But that's only the official line.
What the OS X installer does isn't check how fast your processor is running; it looks at the model number of your Mac and compares it to a list of "bad" machines that are officially rated as too slow. So if you've got an upgraded CPU and your box is actually fast enough, well, it won't work.
This problem has come up lots of times before. With every release of OS X, Apple has lopped off some of the older machines and rendered them "unsupported" .
There are several ways around this, though.
If you've got a faster, supported machine, there's an easy way to try. You could just start the old one in Firewire Disk mode, plug it into the newer, faster Mac and install in the normal way onto what is now just an external drive. If that's too easy, you could remove the slower Mac's hard disk, plug it into the newer machine and install onto it, then transfer it back.
Of course, this is no help if you don't have a faster Mac and can't borrow one. In which case, you can make your own install DVD and tweak the file that lists the supported machines. Here's how to do it for Tiger, OS X 10.4. For 10.5, the procedure is much the same, but now, the "OSInstall.dist" file is inside a xar archive, so you need something that can open and create those.
It looks like Leopard is compiled without support for G3 processors, so it probably will never run on G3 machines unless they've got a G4 upgrade installed, but this opens it up to an awful lot more Macs. If you're interested in such things, there's even a mailing list for discussing it, exchanging tricks and tips and getting help.
If all this sounds a bit too much like rocket science, there's a great little tool called XPostFacto by Ryan Rempel that will let you install an unmodified OS X CD or DVD on an unsupported machine. It works a treat - we've used it to install 10.4 onto a couple of elderly Blue & White G3s, and before that, to put 10.3 on a Beige and both 10.2 and 10.1 on a truly ancient 7300/166, albeit with a G3 card in it. It works, it's easy and there's no mucking about with editing config files. A couple of clicks and it's done.

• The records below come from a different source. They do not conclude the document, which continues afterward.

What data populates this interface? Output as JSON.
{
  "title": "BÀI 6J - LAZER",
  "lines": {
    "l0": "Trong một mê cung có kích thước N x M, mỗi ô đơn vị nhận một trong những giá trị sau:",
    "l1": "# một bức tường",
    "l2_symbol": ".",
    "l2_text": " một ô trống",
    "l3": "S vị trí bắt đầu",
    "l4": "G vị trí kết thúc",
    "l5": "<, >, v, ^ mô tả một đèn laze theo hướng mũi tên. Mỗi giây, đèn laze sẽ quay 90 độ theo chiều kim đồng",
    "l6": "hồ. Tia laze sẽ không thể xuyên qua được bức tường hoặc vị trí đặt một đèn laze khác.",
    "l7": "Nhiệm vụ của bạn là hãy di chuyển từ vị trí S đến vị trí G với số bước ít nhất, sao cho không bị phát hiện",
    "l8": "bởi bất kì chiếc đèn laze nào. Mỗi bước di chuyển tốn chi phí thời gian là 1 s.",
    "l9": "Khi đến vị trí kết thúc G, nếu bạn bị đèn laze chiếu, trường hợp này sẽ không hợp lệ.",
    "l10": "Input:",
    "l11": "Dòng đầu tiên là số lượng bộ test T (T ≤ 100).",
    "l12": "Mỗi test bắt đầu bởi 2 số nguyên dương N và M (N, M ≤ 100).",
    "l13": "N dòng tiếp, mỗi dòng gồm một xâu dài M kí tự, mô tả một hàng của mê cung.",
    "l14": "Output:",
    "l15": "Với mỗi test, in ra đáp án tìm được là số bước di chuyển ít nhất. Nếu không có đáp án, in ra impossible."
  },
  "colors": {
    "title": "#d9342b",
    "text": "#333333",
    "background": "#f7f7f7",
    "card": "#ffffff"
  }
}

The only snag is that XPostFacto hasn't been updated in a while and nobody has heard from its guru creator Mr Rempel for a year or so. So for now, there's no Leopard version - but then, it is an as-yet unreleased OS. Maybe if a horde of Inq readers stampede over to the site and register their copies of XPF, the sound of cash collecting in his online account might lure him back? µ
The top 10 stories from the past seven days
Meet the latest flagship killer from China
Plus, it's goodbye to Device Assist
Vulnerabilities in the iOS sandbox thankfully found by the good guys